Lam 4.20 The breath of our nostrils, our anointed Lord. The spirit of our countenance, the Lord’s Christ. Cyril of Jerusalem (Catechetical Lectures 13.7) understood this passage to speak of “the Lord Christ seized by men.” Basil (On the Spirit 48) employed the same verse as he showed that the Holy Spirit received many of the same appellations as the Father and the Son: and here the Son was called  ‘spirit.’  Hence, a rendering in agreement with these Fathers (and one which is more literal as well): “The spirit of our countenance, the Lord’s Christ.”
Susannah 45 The Authorized Version translates, quite literally, “the Lord raised up the holy spirit of a young youth whose name was Daniel.” God raised up the Holy Spirit upon a young youth whose name was Daniel. Cyril of Jerusalem (Catechetical Lectures 16.31) understood this to refer to God’s own Holy Spirit, not the spirit of Daniel, which was holy.  Thus, “God raised up the Holy Spirit upon a young youth whose name was Daniel.”  Cyril’s understanding depends on the genitive “of a young youth” being what is known as a genitive of space.  The Authorized Version is more straightforward.

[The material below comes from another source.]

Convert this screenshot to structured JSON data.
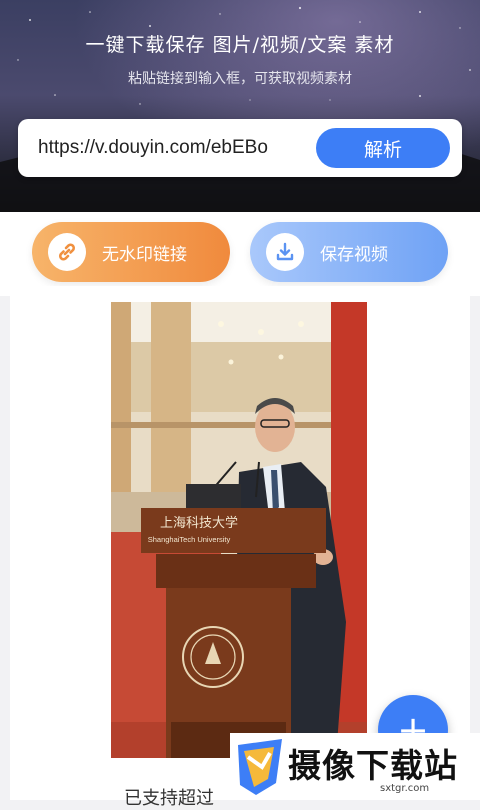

Dan 4.19 Then Daniel, whose name is Baltasar, was amazed about one hour. Then Daniel, whose name is Baltasar, became mute for about one hour. Athanasius (Life of Antony 82) wrote that Antony sometimes became mute when visitors came to see him, “as it is written in Daniel.”  Afterwards, “he would resume the thread of what he had been saying before.”  Also, the plain sense of the Greek verb seems to be “became mute” rather than “was amazed.”  Thus, “Then Daniel, whose name is Baltasar, became mute for about one hour.”

 
1 Kingdoms 21.14 (1 Samuel 21.13).  Brenton has, “And he changed his appearance before him, and feigned himself a false character in that day; and drummed upon the doors of the city, and used extravagant gestures with his hands, and fell against the doors of the gate, and his spittle ran down upon his beard.”  A more literal translation is, “And he changed his appearance before him, and feigned himself a false character in that day; and drummed upon the doors of the city, and was carried in his hands, and fell against the doors of the gate, and his spittle ran down upon his beard.”  Relying on the Old Latin, Augustine (On the Psalms 34.1) interpreted the phrase “[he] was carried in his hands” as a reference to Jesus:  “Because when He commended His Own Body and Blood, He took into His Hands that which the faithful know; and in a manner carried Himself, when He said, ‘This is My Body.’ ”